PROBLEM TO SOLVE
Output a faithful copy of the entries, every picture removed.

____________

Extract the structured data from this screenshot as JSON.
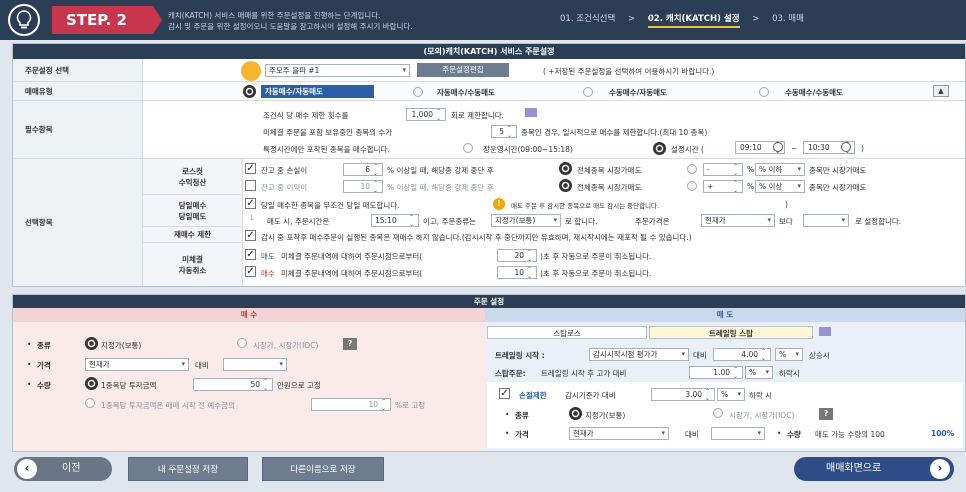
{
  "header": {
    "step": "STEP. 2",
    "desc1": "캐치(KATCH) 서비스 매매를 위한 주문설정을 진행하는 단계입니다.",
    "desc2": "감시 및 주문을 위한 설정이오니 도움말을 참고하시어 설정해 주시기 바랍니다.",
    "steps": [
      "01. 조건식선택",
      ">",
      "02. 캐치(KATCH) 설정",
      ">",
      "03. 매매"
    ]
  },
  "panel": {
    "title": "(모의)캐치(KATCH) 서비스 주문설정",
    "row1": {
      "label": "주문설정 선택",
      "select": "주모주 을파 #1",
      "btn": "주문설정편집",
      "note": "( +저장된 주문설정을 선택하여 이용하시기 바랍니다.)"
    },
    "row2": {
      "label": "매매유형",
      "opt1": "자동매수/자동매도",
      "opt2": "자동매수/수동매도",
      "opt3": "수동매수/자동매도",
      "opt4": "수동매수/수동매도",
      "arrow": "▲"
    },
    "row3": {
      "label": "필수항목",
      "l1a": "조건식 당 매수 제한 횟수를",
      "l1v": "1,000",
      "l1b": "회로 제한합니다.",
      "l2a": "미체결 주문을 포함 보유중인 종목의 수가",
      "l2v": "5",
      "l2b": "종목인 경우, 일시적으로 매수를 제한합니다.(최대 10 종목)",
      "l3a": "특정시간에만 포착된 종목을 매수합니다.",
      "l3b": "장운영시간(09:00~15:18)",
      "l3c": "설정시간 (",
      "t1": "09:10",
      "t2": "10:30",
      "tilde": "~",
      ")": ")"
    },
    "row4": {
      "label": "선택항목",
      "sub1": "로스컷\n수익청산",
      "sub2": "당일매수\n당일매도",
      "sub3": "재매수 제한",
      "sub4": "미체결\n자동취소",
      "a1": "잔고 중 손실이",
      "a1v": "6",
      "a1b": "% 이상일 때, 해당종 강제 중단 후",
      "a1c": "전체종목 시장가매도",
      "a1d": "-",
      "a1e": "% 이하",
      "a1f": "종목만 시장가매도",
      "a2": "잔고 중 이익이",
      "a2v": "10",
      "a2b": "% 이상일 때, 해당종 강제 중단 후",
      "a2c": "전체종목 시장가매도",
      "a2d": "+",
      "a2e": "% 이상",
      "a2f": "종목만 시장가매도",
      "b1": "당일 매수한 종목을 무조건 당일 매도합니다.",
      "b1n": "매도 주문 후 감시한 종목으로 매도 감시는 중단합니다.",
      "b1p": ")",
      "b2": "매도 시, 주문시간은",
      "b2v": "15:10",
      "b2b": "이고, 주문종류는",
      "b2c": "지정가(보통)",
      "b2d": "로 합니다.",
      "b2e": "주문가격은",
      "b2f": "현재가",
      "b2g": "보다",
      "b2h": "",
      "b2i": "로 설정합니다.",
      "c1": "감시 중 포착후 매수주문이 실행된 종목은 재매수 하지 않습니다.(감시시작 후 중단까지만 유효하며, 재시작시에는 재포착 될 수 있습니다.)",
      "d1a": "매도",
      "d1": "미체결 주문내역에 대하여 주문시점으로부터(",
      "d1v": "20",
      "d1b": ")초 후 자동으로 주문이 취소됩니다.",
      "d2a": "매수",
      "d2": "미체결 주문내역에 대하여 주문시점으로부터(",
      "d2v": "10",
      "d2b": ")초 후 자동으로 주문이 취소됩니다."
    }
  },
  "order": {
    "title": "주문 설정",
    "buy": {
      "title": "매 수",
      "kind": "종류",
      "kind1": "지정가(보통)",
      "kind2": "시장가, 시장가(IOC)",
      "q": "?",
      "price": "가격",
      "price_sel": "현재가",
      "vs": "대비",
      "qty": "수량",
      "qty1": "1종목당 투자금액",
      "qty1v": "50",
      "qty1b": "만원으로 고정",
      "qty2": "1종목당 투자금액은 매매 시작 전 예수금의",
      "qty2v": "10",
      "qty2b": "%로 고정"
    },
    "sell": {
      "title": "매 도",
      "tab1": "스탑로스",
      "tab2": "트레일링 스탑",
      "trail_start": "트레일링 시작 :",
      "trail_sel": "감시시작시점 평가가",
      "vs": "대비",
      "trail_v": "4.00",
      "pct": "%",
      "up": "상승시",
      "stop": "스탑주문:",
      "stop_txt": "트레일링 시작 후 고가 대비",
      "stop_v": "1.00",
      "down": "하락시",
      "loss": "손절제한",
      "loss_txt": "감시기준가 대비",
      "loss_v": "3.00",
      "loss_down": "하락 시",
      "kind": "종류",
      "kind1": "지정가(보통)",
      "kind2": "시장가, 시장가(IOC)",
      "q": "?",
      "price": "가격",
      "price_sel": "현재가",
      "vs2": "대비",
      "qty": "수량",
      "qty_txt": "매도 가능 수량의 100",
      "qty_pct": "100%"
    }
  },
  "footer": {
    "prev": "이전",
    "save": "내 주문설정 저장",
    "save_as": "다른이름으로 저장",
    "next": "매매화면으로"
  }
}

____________

SOLUTION TO THIS TASK
Extract the structured data from this screenshot as JSON.
{
  "header": {
    "step": "STEP. 2",
    "desc1": "캐치(KATCH) 서비스 매매를 위한 주문설정을 진행하는 단계입니다.",
    "desc2": "감시 및 주문을 위한 설정이오니 도움말을 참고하시어 설정해 주시기 바랍니다.",
    "steps": [
      "01. 조건식선택",
      ">",
      "02. 캐치(KATCH) 설정",
      ">",
      "03. 매매"
    ]
  },
  "panel": {
    "title": "(모의)캐치(KATCH) 서비스 주문설정",
    "row1": {
      "label": "주문설정 선택",
      "select": "주모주 을파 #1",
      "btn": "주문설정편집",
      "note": "( +저장된 주문설정을 선택하여 이용하시기 바랍니다.)"
    },
    "row2": {
      "label": "매매유형",
      "opt1": "자동매수/자동매도",
      "opt2": "자동매수/수동매도",
      "opt3": "수동매수/자동매도",
      "opt4": "수동매수/수동매도",
      "arrow": "▲"
    },
    "row3": {
      "label": "필수항목",
      "l1a": "조건식 당 매수 제한 횟수를",
      "l1v": "1,000",
      "l1b": "회로 제한합니다.",
      "l2a": "미체결 주문을 포함 보유중인 종목의 수가",
      "l2v": "5",
      "l2b": "종목인 경우, 일시적으로 매수를 제한합니다.(최대 10 종목)",
      "l3a": "특정시간에만 포착된 종목을 매수합니다.",
      "l3b": "장운영시간(09:00~15:18)",
      "l3c": "설정시간 (",
      "t1": "09:10",
      "t2": "10:30",
      "tilde": "~",
      ")": ")"
    },
    "row4": {
      "label": "선택항목",
      "sub1": "로스컷\n수익청산",
      "sub2": "당일매수\n당일매도",
      "sub3": "재매수 제한",
      "sub4": "미체결\n자동취소",
      "a1": "잔고 중 손실이",
      "a1v": "6",
      "a1b": "% 이상일 때, 해당종 강제 중단 후",
      "a1c": "전체종목 시장가매도",
      "a1d": "-",
      "a1e": "% 이하",
      "a1f": "종목만 시장가매도",
      "a2": "잔고 중 이익이",
      "a2v": "10",
      "a2b": "% 이상일 때, 해당종 강제 중단 후",
      "a2c": "전체종목 시장가매도",
      "a2d": "+",
      "a2e": "% 이상",
      "a2f": "종목만 시장가매도",
      "b1": "당일 매수한 종목을 무조건 당일 매도합니다.",
      "b1n": "매도 주문 후 감시한 종목으로 매도 감시는 중단합니다.",
      "b1p": ")",
      "b2": "매도 시, 주문시간은",
      "b2v": "15:10",
      "b2b": "이고, 주문종류는",
      "b2c": "지정가(보통)",
      "b2d": "로 합니다.",
      "b2e": "주문가격은",
      "b2f": "현재가",
      "b2g": "보다",
      "b2h": "",
      "b2i": "로 설정합니다.",
      "c1": "감시 중 포착후 매수주문이 실행된 종목은 재매수 하지 않습니다.(감시시작 후 중단까지만 유효하며, 재시작시에는 재포착 될 수 있습니다.)",
      "d1a": "매도",
      "d1": "미체결 주문내역에 대하여 주문시점으로부터(",
      "d1v": "20",
      "d1b": ")초 후 자동으로 주문이 취소됩니다.",
      "d2a": "매수",
      "d2": "미체결 주문내역에 대하여 주문시점으로부터(",
      "d2v": "10",
      "d2b": ")초 후 자동으로 주문이 취소됩니다."
    }
  },
  "order": {
    "title": "주문 설정",
    "buy": {
      "title": "매 수",
      "kind": "종류",
      "kind1": "지정가(보통)",
      "kind2": "시장가, 시장가(IOC)",
      "q": "?",
      "price": "가격",
      "price_sel": "현재가",
      "vs": "대비",
      "qty": "수량",
      "qty1": "1종목당 투자금액",
      "qty1v": "50",
      "qty1b": "만원으로 고정",
      "qty2": "1종목당 투자금액은 매매 시작 전 예수금의",
      "qty2v": "10",
      "qty2b": "%로 고정"
    },
    "sell": {
      "title": "매 도",
      "tab1": "스탑로스",
      "tab2": "트레일링 스탑",
      "trail_start": "트레일링 시작 :",
      "trail_sel": "감시시작시점 평가가",
      "vs": "대비",
      "trail_v": "4.00",
      "pct": "%",
      "up": "상승시",
      "stop": "스탑주문:",
      "stop_txt": "트레일링 시작 후 고가 대비",
      "stop_v": "1.00",
      "down": "하락시",
      "loss": "손절제한",
      "loss_txt": "감시기준가 대비",
      "loss_v": "3.00",
      "loss_down": "하락 시",
      "kind": "종류",
      "kind1": "지정가(보통)",
      "kind2": "시장가, 시장가(IOC)",
      "q": "?",
      "price": "가격",
      "price_sel": "현재가",
      "vs2": "대비",
      "qty": "수량",
      "qty_txt": "매도 가능 수량의 100",
      "qty_pct": "100%"
    }
  },
  "footer": {
    "prev": "이전",
    "save": "내 주문설정 저장",
    "save_as": "다른이름으로 저장",
    "next": "매매화면으로"
  }
}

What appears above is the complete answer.